From Here I Saw What Happened and I Cried

Photography // Wednesday, April 16, 2014
From 1995 to 1996 photographer Carrie Mae Weems created a groundbreaking body of work titled “From Here I Saw What Happened and I Cried”. The series is made up of 34 appropriated images from the 19th and 20th-centuries which she reprinted using a red filter and framed under glass that had been sandblasted with overlying text. 

Deadbeat Club: Field Trip @ Seeing Things Gallery

Photography // Tuesday, April 15, 2014
This upcoming weekend, Seeing Things Gallery in San Jose will present a photography group show by Deadbeat Club entitled “Field Trip” and we think it would be wise of you to go! The show will feature the work of six photographers that include Grant Hatfield, Deanna Templeton, Ed Templeton, Clint Woodside, Devin Briggs and Nolan Hall, who were all connected through the sub-cultures of skateboarding and/or art to start making zines. 

Henri Cartier-Bresson Retrospective

Photography // Tuesday, April 15, 2014
From February to June 9, 2014 there will be a 70 year retrospective of photographer Henri Cartier-Bresson on display at the Centre Pompidou in Paris, France. Along with being an astounding documentary photographer, he also coined the term “decisive moment”in reference to what made his images so profound. 

Grisly images from Legendary photographer Enrique Metinides a.k.a. “Mexican Weegee”

Photography // Tuesday, April 15, 2014
Enrique Metinides is a Mexican photographer who documented the grislier side of life in Mexico City. He has often been referred to as the “Mexican Weegee” because of the dark subject matter and intimate access to police sites. But this label, while accurate in some ways, seems to fall short of this mans legendary documents. His compositions are well considered which make the images conflicting. 

André Kertész

Photography // Monday, April 14, 2014
Twenty-five years after his death, André Kertész (1894–1985) is today a world-famous photographer who produced images that will be familiar to everyone, but he has yet to receive full recognition for his personal contribution to the language of photography in the 20th century. His career spanning more than seventy years was chaotic, and his longevity was matched by an unwavering creative acuity that rendered difficult an immediate or retrospective understanding of his work" as stated by Jeu de Paume Gallery.
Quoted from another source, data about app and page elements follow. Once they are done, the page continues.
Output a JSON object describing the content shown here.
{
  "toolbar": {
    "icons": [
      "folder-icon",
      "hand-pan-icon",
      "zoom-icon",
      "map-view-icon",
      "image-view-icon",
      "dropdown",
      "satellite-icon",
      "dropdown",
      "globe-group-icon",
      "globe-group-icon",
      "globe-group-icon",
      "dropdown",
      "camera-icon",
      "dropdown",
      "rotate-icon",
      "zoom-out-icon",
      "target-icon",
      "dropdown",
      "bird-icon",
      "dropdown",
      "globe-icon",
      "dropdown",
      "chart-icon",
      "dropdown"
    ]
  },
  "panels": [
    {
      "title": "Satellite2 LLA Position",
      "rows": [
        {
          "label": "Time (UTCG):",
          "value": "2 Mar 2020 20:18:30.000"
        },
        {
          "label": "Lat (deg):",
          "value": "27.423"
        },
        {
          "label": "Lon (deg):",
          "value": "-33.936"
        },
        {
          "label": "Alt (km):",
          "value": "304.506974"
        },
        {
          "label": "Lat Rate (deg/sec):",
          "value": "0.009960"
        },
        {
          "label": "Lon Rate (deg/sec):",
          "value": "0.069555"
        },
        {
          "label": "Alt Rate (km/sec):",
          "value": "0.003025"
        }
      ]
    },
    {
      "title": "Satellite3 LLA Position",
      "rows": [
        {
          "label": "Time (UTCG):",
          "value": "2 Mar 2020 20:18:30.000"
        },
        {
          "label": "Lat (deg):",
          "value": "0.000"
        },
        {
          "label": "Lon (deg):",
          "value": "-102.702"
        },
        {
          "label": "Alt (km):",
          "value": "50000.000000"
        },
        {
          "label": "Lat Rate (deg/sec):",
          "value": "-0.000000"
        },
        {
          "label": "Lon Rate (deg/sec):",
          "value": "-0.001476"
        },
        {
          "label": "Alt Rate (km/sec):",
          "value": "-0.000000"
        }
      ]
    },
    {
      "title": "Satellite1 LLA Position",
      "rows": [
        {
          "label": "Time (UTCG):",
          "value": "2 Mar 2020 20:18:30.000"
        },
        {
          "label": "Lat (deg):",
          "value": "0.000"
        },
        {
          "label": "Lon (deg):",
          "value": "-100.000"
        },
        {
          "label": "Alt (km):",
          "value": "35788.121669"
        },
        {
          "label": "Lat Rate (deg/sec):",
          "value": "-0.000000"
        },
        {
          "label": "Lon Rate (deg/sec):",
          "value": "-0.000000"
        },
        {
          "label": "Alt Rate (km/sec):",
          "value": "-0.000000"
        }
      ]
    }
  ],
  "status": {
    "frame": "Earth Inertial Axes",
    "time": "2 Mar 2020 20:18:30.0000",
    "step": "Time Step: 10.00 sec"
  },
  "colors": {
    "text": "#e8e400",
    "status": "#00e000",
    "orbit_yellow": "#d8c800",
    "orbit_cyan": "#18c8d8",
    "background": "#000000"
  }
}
Against The Wall

Photography // Monday, April 14, 2014
With the release of Martin Parr’s two volume (now three volume) “The Photobook: A History”came exposure to a photo book titled “Against the Wall” by Pekka Turunen published in 1996. Turunen’s odd, yet colorful images depicted a world which appeared foreign and almost imaginary. 

The photography of Albert Renger-Patzsch

Photography // Monday, April 14, 2014
Albert Renger-Patzsch’s “Life Is Beautiful" published in 1928 is one of the most pivotal photographic books ever produced. He is often over-looked or forgotten as a pioneering photographer because of the huge abundance of prolific photographers coming out of Germany. He had a great compositional eye but also had extremely progressive thoughts for his time which could still be considered contemporary today...

A look at The New York Times Magazine’s "Photographs" book

Photography // Sunday, April 13, 2014
Although this book was released a few years back, as it stared at us from out shelf, we felt inclined to take you on a preview through its dense pages filled with commissioned work from some of the most celebrated and skilled photographers around. The New York Times Magazine’s Photographs was edited by long-time photo editor Kathy Ryan and is a collection of various contributors photography divided into four sections...

HIS NAME IS SANDER DEKKER

Erotica // Sunday, April 13, 2014
Sander Dekker is a photographer out in the Netherlands that does a stunning job capturing the sexuality and appeal that is only apparent in the comfort of one's own home. That cozy, provocative lust that occurring naturally...

American Prospects

Photography // Saturday, April 12, 2014
In the 1970’s and 80’s photographer Joel Sternfeld photographed across America to create his series “American Prospects”. Using the culture that he found during his travels, Sternfeld had an uncanny eye for the absurdity in each scene. From a fireman buying a pumpkin from a farm stand in front of a burning building to a family looking over the edge of the Glen Canyon Dam with a baby in a play pen behind them appearing unsupervised and staring at the photographer, each image invites the viewer to explore the potential disasters and absurd scenes that each photograph conveys.  

Gallery

Every image in one place

Vault

Full magazine features from Juxtapoz

visit the VAULT >